The Texas Tech University System Board of Regents on Friday (Dec. 14) approved two new proposed degree programs: a Professional Science Master’s in Environmental Sustainability and Natural Resource Management; and a Bachelor of Arts in Global Studies in the College of Arts and Sciences.
The degree programs still must be certified by the Texas Higher Education Coordinating Board and acknowledged by the Southern Association of Colleges and Schools before they can be offered.
“The master’s degree could begin as early as the fall of 2013, and the bachelor’s degree could take a bit longer,” said Texas Tech Provost Bob Smith. “We are excited about both degrees, because they embody three common elements: interdisciplinary curricula, emphases on areas important in future job growth, and critical focus on workplace needs in background and skills.”
The professional science degree qualifies students for employment in the public or private sector. It offers two tracks: environmental sustainability (taught through the Department Biological Sciences) and Natural Resource Management (offered in the Department of Natural Resources Management).
According to Mark Wallace, chair of the Department of Natural Resources Management, the degree will add important graduate studies options.

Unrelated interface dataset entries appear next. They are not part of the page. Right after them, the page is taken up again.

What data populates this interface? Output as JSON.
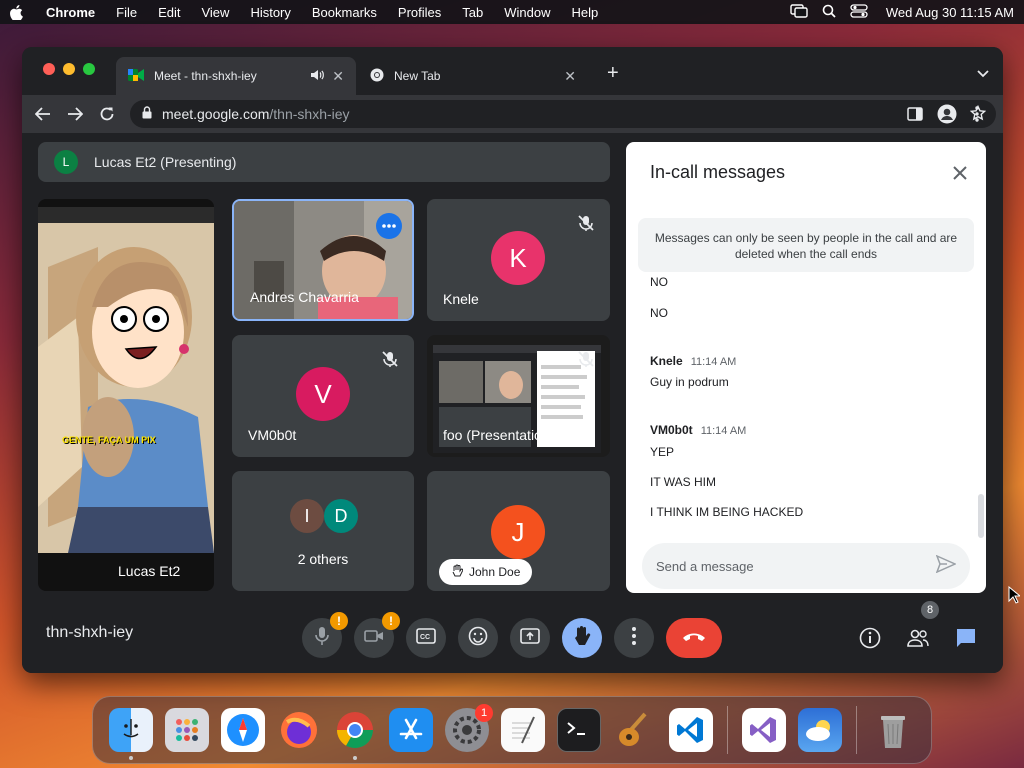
{
  "menubar": {
    "app": "Chrome",
    "items": [
      "File",
      "Edit",
      "View",
      "History",
      "Bookmarks",
      "Profiles",
      "Tab",
      "Window",
      "Help"
    ],
    "clock": "Wed Aug 30  11:15 AM"
  },
  "browser": {
    "tabs": [
      {
        "title": "Meet - thn-shxh-iey",
        "active": true
      },
      {
        "title": "New Tab",
        "active": false
      }
    ],
    "url_host": "meet.google.com",
    "url_path": "/thn-shxh-iey"
  },
  "meet": {
    "presenting": {
      "initial": "L",
      "label": "Lucas Et2 (Presenting)"
    },
    "phone_tile": {
      "name": "Lucas Et2",
      "caption": "GENTE, FAÇA UM PIX"
    },
    "tiles": [
      {
        "name": "Andres Chavarria"
      },
      {
        "name": "Knele",
        "initial": "K",
        "color": "#e8336b"
      },
      {
        "name": "VM0b0t",
        "initial": "V",
        "color": "#d81b60"
      },
      {
        "name": "foo (Presentation)"
      },
      {
        "name": "2 others",
        "initials": [
          "I",
          "D"
        ],
        "colors": [
          "#6d4c41",
          "#00897b"
        ]
      },
      {
        "name": "John Doe",
        "initial": "J",
        "color": "#f4511e"
      }
    ],
    "meeting_code": "thn-shxh-iey",
    "people_count": "8",
    "mic_alert": "!",
    "cam_alert": "!"
  },
  "chat": {
    "title": "In-call messages",
    "notice": "Messages can only be seen by people in the call and are deleted when the call ends",
    "partial_top": "NO",
    "first_line": "NO",
    "groups": [
      {
        "author": "Knele",
        "time": "11:14 AM",
        "lines": [
          "Guy in podrum"
        ]
      },
      {
        "author": "VM0b0t",
        "time": "11:14 AM",
        "lines": [
          "YEP",
          "IT WAS HIM",
          "I THINK IM BEING HACKED"
        ]
      }
    ],
    "compose_placeholder": "Send a message"
  },
  "dock": {
    "settings_badge": "1"
  },
  "colors": {
    "meet_bg": "#202124",
    "tile_bg": "#3c4043",
    "hangup": "#ea4335",
    "raise_hand": "#8ab4f8",
    "chat_active": "#8ab4f8"
  }
}
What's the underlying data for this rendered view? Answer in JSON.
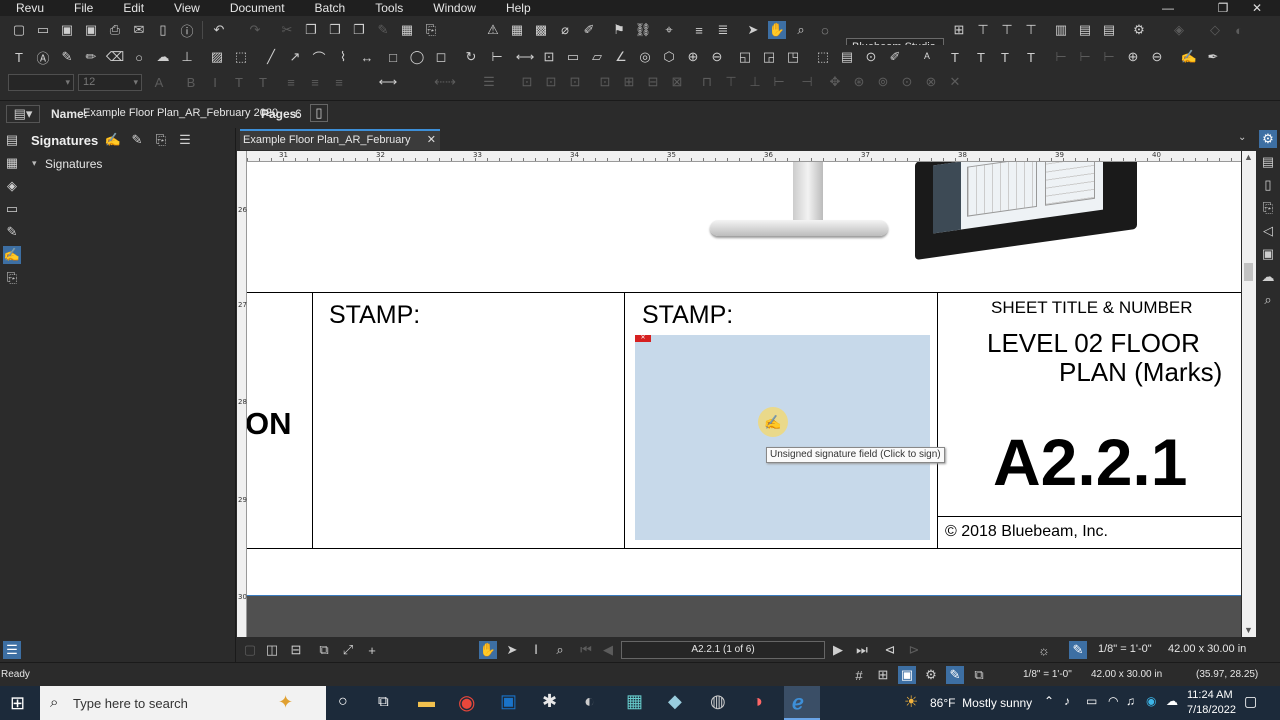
{
  "menu": [
    "Revu",
    "File",
    "Edit",
    "View",
    "Document",
    "Batch",
    "Tools",
    "Window",
    "Help"
  ],
  "toolbar": {
    "profile_label": "Bluebeam Studio",
    "font_name": "",
    "font_size": "12"
  },
  "docinfo": {
    "name_label": "Name:",
    "name_value": "Example Floor Plan_AR_February 2020",
    "pages_label": "Pages:",
    "pages_value": "6"
  },
  "signatures_panel": {
    "title": "Signatures",
    "tree_item": "Signatures"
  },
  "tab": {
    "title": "Example Floor Plan_AR_February 2020*"
  },
  "ruler": {
    "h_ticks": [
      "31",
      "32",
      "33",
      "34",
      "35",
      "36",
      "37",
      "38",
      "39",
      "40"
    ],
    "v_ticks": [
      "26",
      "27",
      "28",
      "29",
      "30"
    ]
  },
  "drawing": {
    "partial_text": "ON",
    "stamp1_label": "STAMP:",
    "stamp2_label": "STAMP:",
    "sheet_title_heading": "SHEET TITLE & NUMBER",
    "sheet_title_line1": "LEVEL 02 FLOOR",
    "sheet_title_line2": "PLAN (Marks)",
    "sheet_number": "A2.2.1",
    "copyright": "© 2018 Bluebeam, Inc.",
    "tooltip": "Unsigned signature field (Click to sign)",
    "signature_field_color": "#c7d9ea"
  },
  "navigation": {
    "page_indicator": "A2.2.1 (1 of 6)",
    "scale": "1/8\" = 1'-0\"",
    "paper_size": "42.00 x 30.00 in"
  },
  "status": {
    "ready": "Ready",
    "scale": "1/8\" = 1'-0\"",
    "paper_size": "42.00 x 30.00 in",
    "cursor_coords": "(35.97, 28.25)"
  },
  "taskbar": {
    "search_placeholder": "Type here to search",
    "weather": "86°F  Mostly sunny",
    "time": "11:24 AM",
    "date": "7/18/2022"
  },
  "colors": {
    "accent": "#3d8fd8",
    "taskbar": "#1c2a3a",
    "dark_bg": "#2b2b2b"
  }
}
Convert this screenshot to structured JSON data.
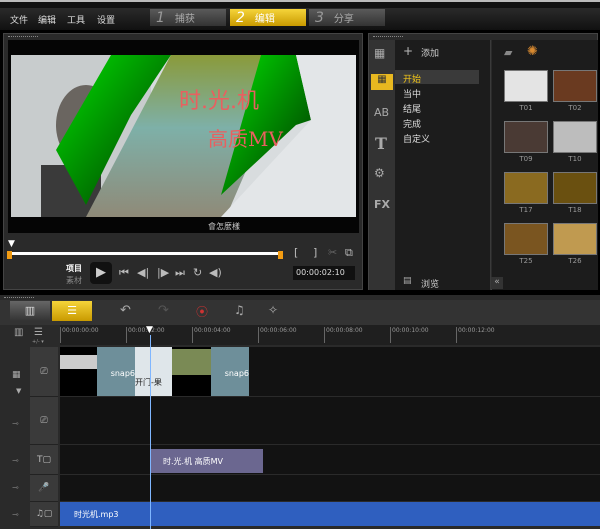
{
  "menu": {
    "items": [
      "文件",
      "编辑",
      "工具",
      "设置"
    ]
  },
  "steps": [
    {
      "num": "1",
      "label": "捕获",
      "active": false
    },
    {
      "num": "2",
      "label": "编辑",
      "active": true
    },
    {
      "num": "3",
      "label": "分享",
      "active": false
    }
  ],
  "preview": {
    "overlay_line1": "时.光.机",
    "overlay_line2": "高质MV",
    "subtitle": "會怎麼樣",
    "mode_project": "项目",
    "mode_clip": "素材",
    "timecode": "00:00:02:10",
    "mark_in": "[",
    "mark_out": "]"
  },
  "library": {
    "add_label": "添加",
    "categories": [
      "开始",
      "当中",
      "结尾",
      "完成",
      "自定义"
    ],
    "selected_category": "开始",
    "browse_label": "浏览",
    "collapse": "«",
    "thumbnails": [
      "T01",
      "T02",
      "T09",
      "T10",
      "T17",
      "T18",
      "T25",
      "T26"
    ],
    "sidebar_icons": [
      "media-icon",
      "instant-project-icon",
      "transition-icon",
      "title-icon",
      "graphic-icon",
      "filter-icon"
    ]
  },
  "timeline": {
    "ruler": [
      "00:00:00:00",
      "00:00:02:00",
      "00:00:04:00",
      "00:00:06:00",
      "00:00:08:00",
      "00:00:10:00",
      "00:00:12:00"
    ],
    "video_clips": [
      "",
      "snap6",
      "开门-果",
      "",
      "snap6"
    ],
    "title_clip": "时.光.机 高质MV",
    "music_clip": "时光机.mp3",
    "zoom_label": "+/- ▾"
  },
  "colors": {
    "accent": "#f0c419",
    "title_clip": "#6b6790",
    "music_clip": "#2f5fbf",
    "playhead": "#7fb6ff"
  }
}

“The two departments likely to be most affected are Natural Resources Management and Plant and Soil Science,” he said. “This distance-based approach with a strong internship component will provide professionals in the natural resources and ecology arena in Texas and the region a unique graduate program opportunity to further their education.”
The target audience is people with a bachelor’s degree of some kind in biology/natural resources, who are already employed in an agency somewhere. The degree will enhance their career and promotion paths. Students need a Bachelor of Science degree to apply.
The global studies degree will prepare students for careers in diplomatic service, non-governmental organizations, international organizations and agencies involved in foreign policy. It is an interdisciplinary major that emphasizes social, economic, historical and cultural aspects of world affairs.
“Information gathered on other programs shows rising demand for such a degree,” said John Barkdull, associate professor, undergraduate director and global studies adviser for political science. “This degree puts Texas Tech on par with peer institutions in the state, in the region and nationally. In addition, it would contribute to important Texas Tech strategic goals: championing global engagement, educating a diverse and globally competitive workforce, and enhancing the cultural and economic development of the state, nation and world.”
Tibor Nagy, vice provost for International Affairs, also is excited about the possibilities this degree could offer Texas Tech students. Nagy served as ambassador to Guinea and Ethiopia before joining the university.
“When I studied at Texas Tech as an undergraduate there was no such program to prepare me for the diplomatic service; I had to gain supplemental knowledge on my own after graduating,” he said. “If I were a student today wanting to pursue a career in diplomacy, I would enthusiastically sign up for this program.”